=== Task input ===
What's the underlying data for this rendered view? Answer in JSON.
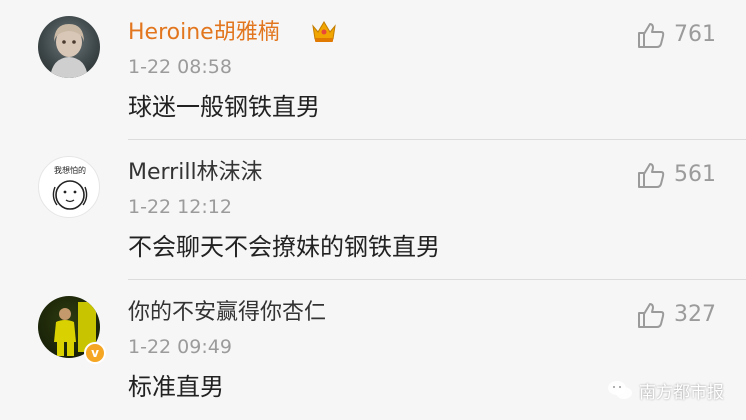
{
  "comments": [
    {
      "username": "Heroine胡雅楠",
      "timestamp": "1-22 08:58",
      "text": "球迷一般钢铁直男",
      "likes": "761",
      "badge_icon": "crown-icon"
    },
    {
      "username": "Merrill林沫沫",
      "timestamp": "1-22 12:12",
      "text": "不会聊天不会撩妹的钢铁直男",
      "likes": "561",
      "avatar_caption": "我想怕的"
    },
    {
      "username": "你的不安赢得你杏仁",
      "timestamp": "1-22 09:49",
      "text": "标准直男",
      "likes": "327",
      "badge_icon": "verified-v-icon"
    }
  ],
  "watermark": {
    "text": "南方都市报"
  },
  "colors": {
    "vip_name": "#e2761e",
    "name": "#333333",
    "meta": "#9b9b9b",
    "background": "#f6f6f6"
  }
}
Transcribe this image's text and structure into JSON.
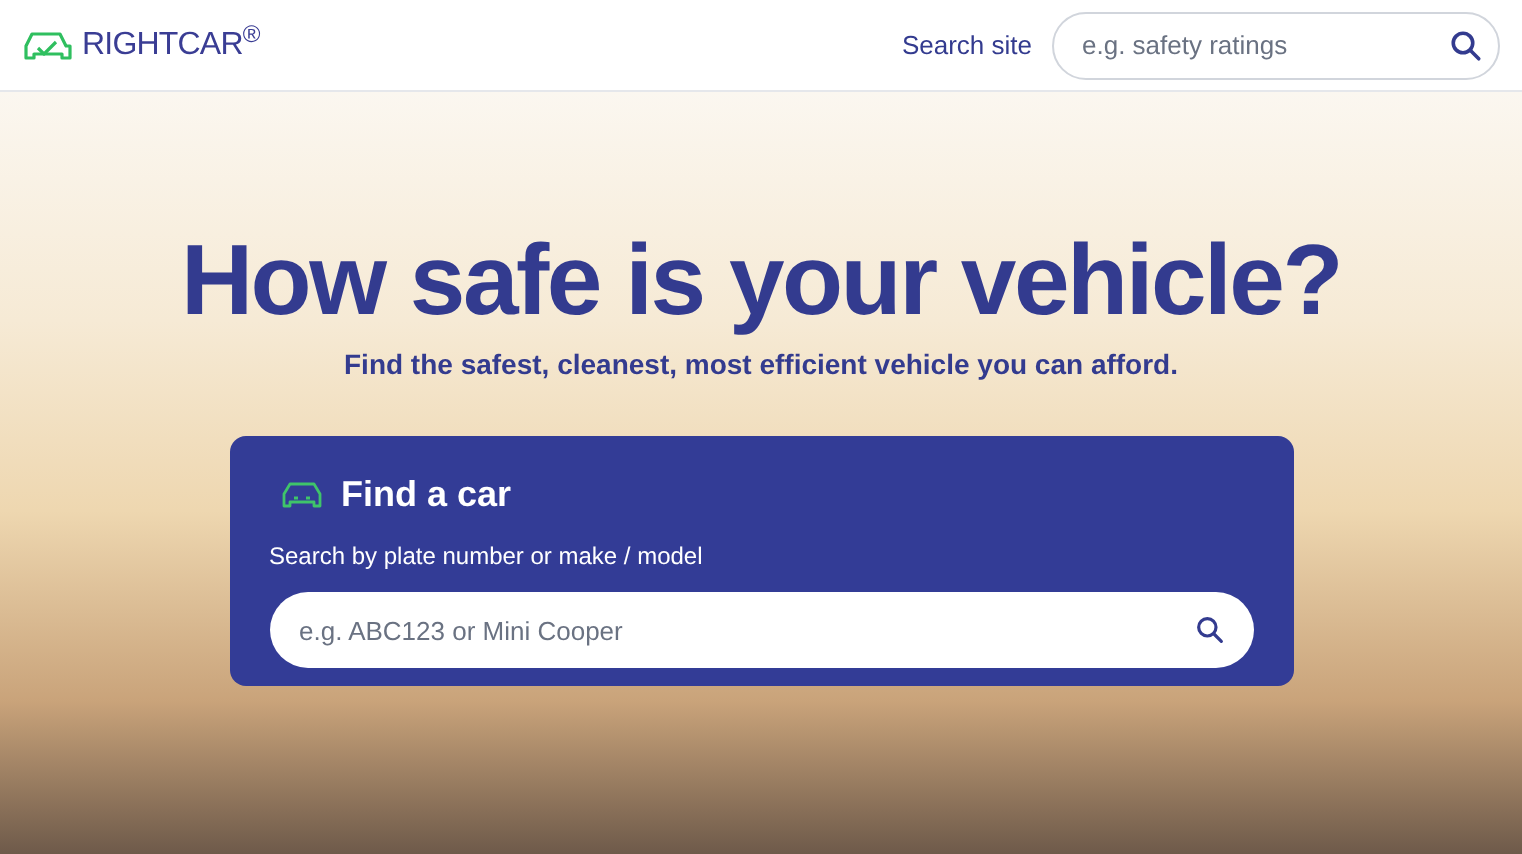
{
  "header": {
    "logo": "RIGHTCAR$^{®}$",
    "search_label": "Search site",
    "search": {
      "placeholder": "e.g. safety ratings"
    }
  },
  "hero": {
    "title": "How safe is your vehicle?",
    "subtitle": "Find the safest, cleanest, most efficient vehicle you can afford.",
    "finder": {
      "title": "Find a car",
      "hint": "Search by plate number or make / model",
      "search": {
        "placeholder": "e.g. ABC123 or Mini Cooper"
      }
    }
  }
}
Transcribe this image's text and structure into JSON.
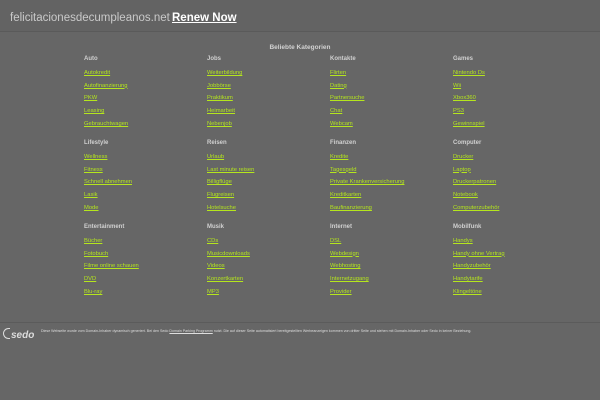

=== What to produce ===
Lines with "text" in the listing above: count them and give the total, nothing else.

=== Answer space ===
6